PURPOSE: Elevated intraocular pressure (IOP), sensed as mechanical stretching by trabecular meshwork (TM) cells, triggers extracellular matrix (ECM) remodeling. In addition to changes in gene expression, alternative mRNA splicing may alter ECM protein isoforms. Changes in mRNA expression and alternative splicing of four ECM molecules in response to mechanical stretching of TM cells were investigated. METHODS: Porcine TM cells were mechanically stretched for 12, 24, or 48 hours. RNA was isolated, and RT-PCR was performed with primers that flanked alternatively spliced domains. PCR products were identified by DNA sequencing. Quantitative RT-PCR (qRT-PCR) was performed with primers positioned within nonspliced and spliced regions of the genes. RESULTS: Total levels of tenascin C, collagen type XII, and CD44 mRNA were increased, whereas versican mRNA levels were decreased in response to the mechanical stretch. In addition, each of these genes expressed alternate mRNA isoforms. Transcripts containing the fibronectin type III domain D of tenascin C, the long NC3 isoform of collagen type XII, the V1 isoform of versican, and exons v7 and v8 of CD44 all increased in response to mechanical stretching. A novel isoform of collagen type XII was observed that resulted in deletion of two exons, a frameshift, and a premature stop codon. This isoform was expressed only by stretched TM cells. CONCLUSIONS: These alternative splicing events led to the modulation of potential GAG attachment sites and other ECM-binding motifs. These changes should affect TM cell-ECM and/or protein-protein interactions during the ECM remodeling that occurs coincident with homeostatic restoration of IOP to normal.  (+info)
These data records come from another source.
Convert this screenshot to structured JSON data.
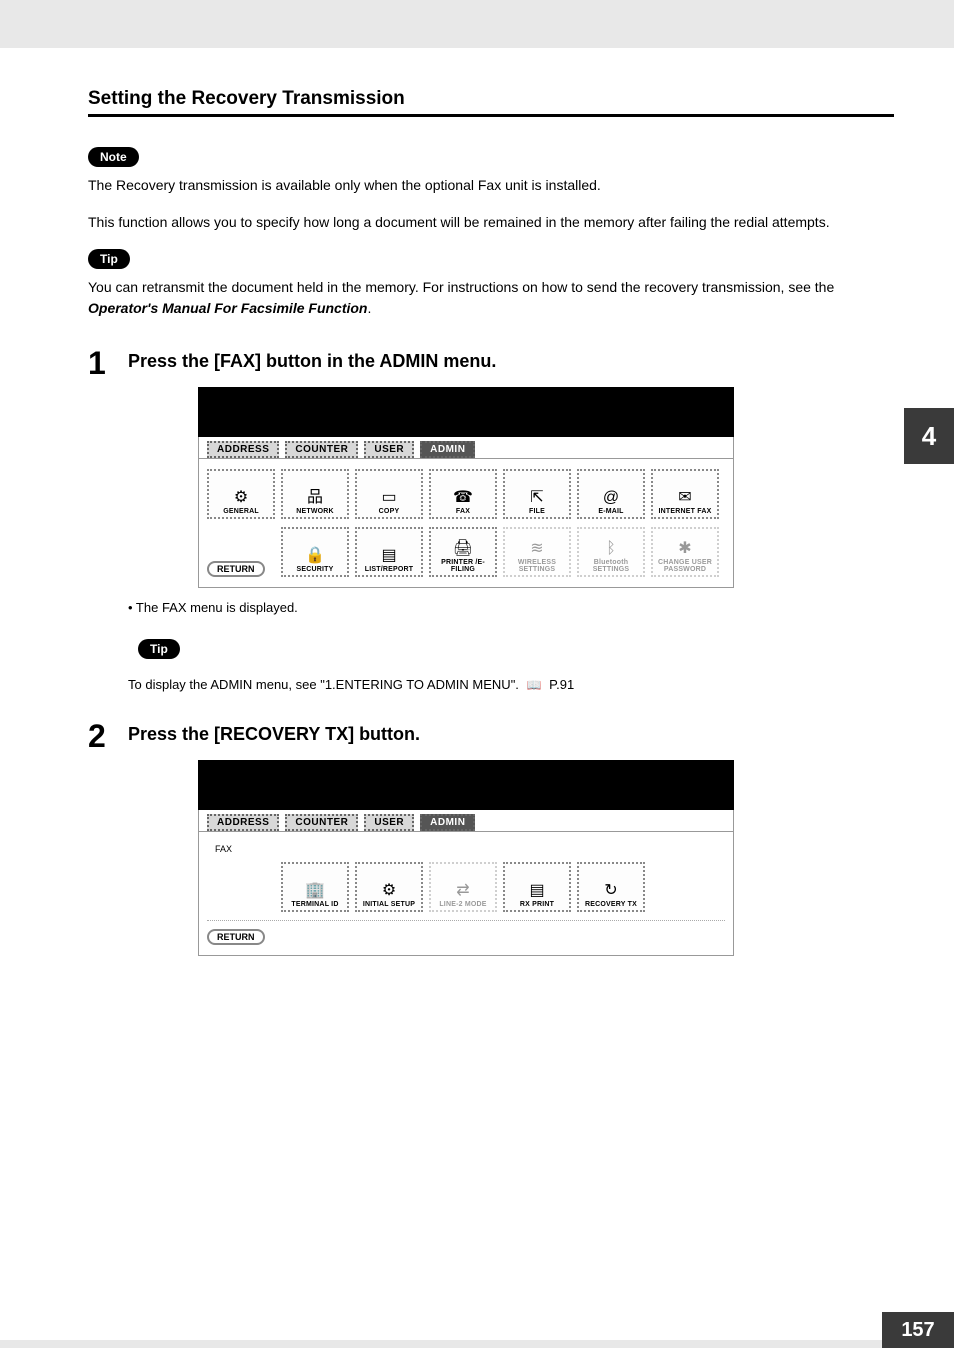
{
  "header": {
    "title": "Setting the Recovery Transmission"
  },
  "note": {
    "badge": "Note",
    "text": "The Recovery transmission is available only when the optional Fax unit is installed."
  },
  "intro": "This function allows you to specify how long a document will be remained in the memory after failing the redial attempts.",
  "tip1": {
    "badge": "Tip",
    "text1": "You can retransmit the document held in the memory.  For instructions on how to send the recovery transmission, see the ",
    "italic": "Operator's Manual For Facsimile Function",
    "text2": "."
  },
  "step1": {
    "num": "1",
    "text": "Press the [FAX] button in the ADMIN menu.",
    "bullet": "•  The FAX menu is displayed."
  },
  "screen1": {
    "tabs": {
      "t0": "ADDRESS",
      "t1": "COUNTER",
      "t2": "USER",
      "t3": "ADMIN"
    },
    "row1": {
      "b0": "GENERAL",
      "b1": "NETWORK",
      "b2": "COPY",
      "b3": "FAX",
      "b4": "FILE",
      "b5": "E-MAIL",
      "b6": "INTERNET FAX"
    },
    "row2": {
      "b0": "SECURITY",
      "b1": "LIST/REPORT",
      "b2": "PRINTER /E-FILING",
      "b3": "WIRELESS SETTINGS",
      "b4": "Bluetooth SETTINGS",
      "b5": "CHANGE USER PASSWORD"
    },
    "return": "RETURN"
  },
  "tip2": {
    "badge": "Tip",
    "text": "To display the ADMIN menu, see \"1.ENTERING TO ADMIN MENU\".",
    "page_ref": "P.91"
  },
  "step2": {
    "num": "2",
    "text": "Press the [RECOVERY TX] button."
  },
  "screen2": {
    "tabs": {
      "t0": "ADDRESS",
      "t1": "COUNTER",
      "t2": "USER",
      "t3": "ADMIN"
    },
    "sub": "FAX",
    "row1": {
      "b0": "TERMINAL ID",
      "b1": "INITIAL SETUP",
      "b2": "LINE-2 MODE",
      "b3": "RX PRINT",
      "b4": "RECOVERY TX"
    },
    "return": "RETURN"
  },
  "side_tab": "4",
  "page_number": "157"
}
Mechanical strain increases expression of type XII collagen in murine osteoblastic MC3T3-E1 cells. (6/14)

In adult mouse, the mRNA corresponding to the alpha1 chain of type XII collagen (alpha 1(XII)) is predominantly detected in the bone. Additionally, murine osteoblastic cells, MC3T3-E1, increased the mRNA level of alpha 1(XII) response to the mechanical strain in the stretch culture system. Cyclic stretch stress resulted in a threefold increase in mRNA level of alpha 1(XII) as compared to the control experiment in MC3T3-E1. Transient transfection assays employing a reporter construct, together with site-directed mutagenesis studies, suggested that the AP-1 binding site in the first exon of mouse alpha 1(XII) gene is important for stretch stress-mediated upregulation of alpha 1(XII) expression. Electrophoretic mobility shift assay and associated antibody supershift experiments showed that stretch stress promotes the binding of c-Jun and JunD. Further chromatin immunoprecipitation experiments confirmed the participation of these transcription factors in the region. Also, the exogenous induction of the dominant negative form of c-Jun canceled the effect of stretch stress on the stimulation of the alpha 1(XII) gene. Here, we reported a potential responsive element to the stretch stress in mouse alpha 1(XII) gene. These data will provide new information on the mechanical strain-mediated transcriptional control of alpha 1(XII)-mediated fibrillogenesis in the bone.  (+info)

Tibolone inhibits bone resorption without secondary positive effects on cartilage degradation. (7/14)


Aberrations of 6q13 mapped to the COL12A1 locus in chondromyxoid fibroma. (8/14)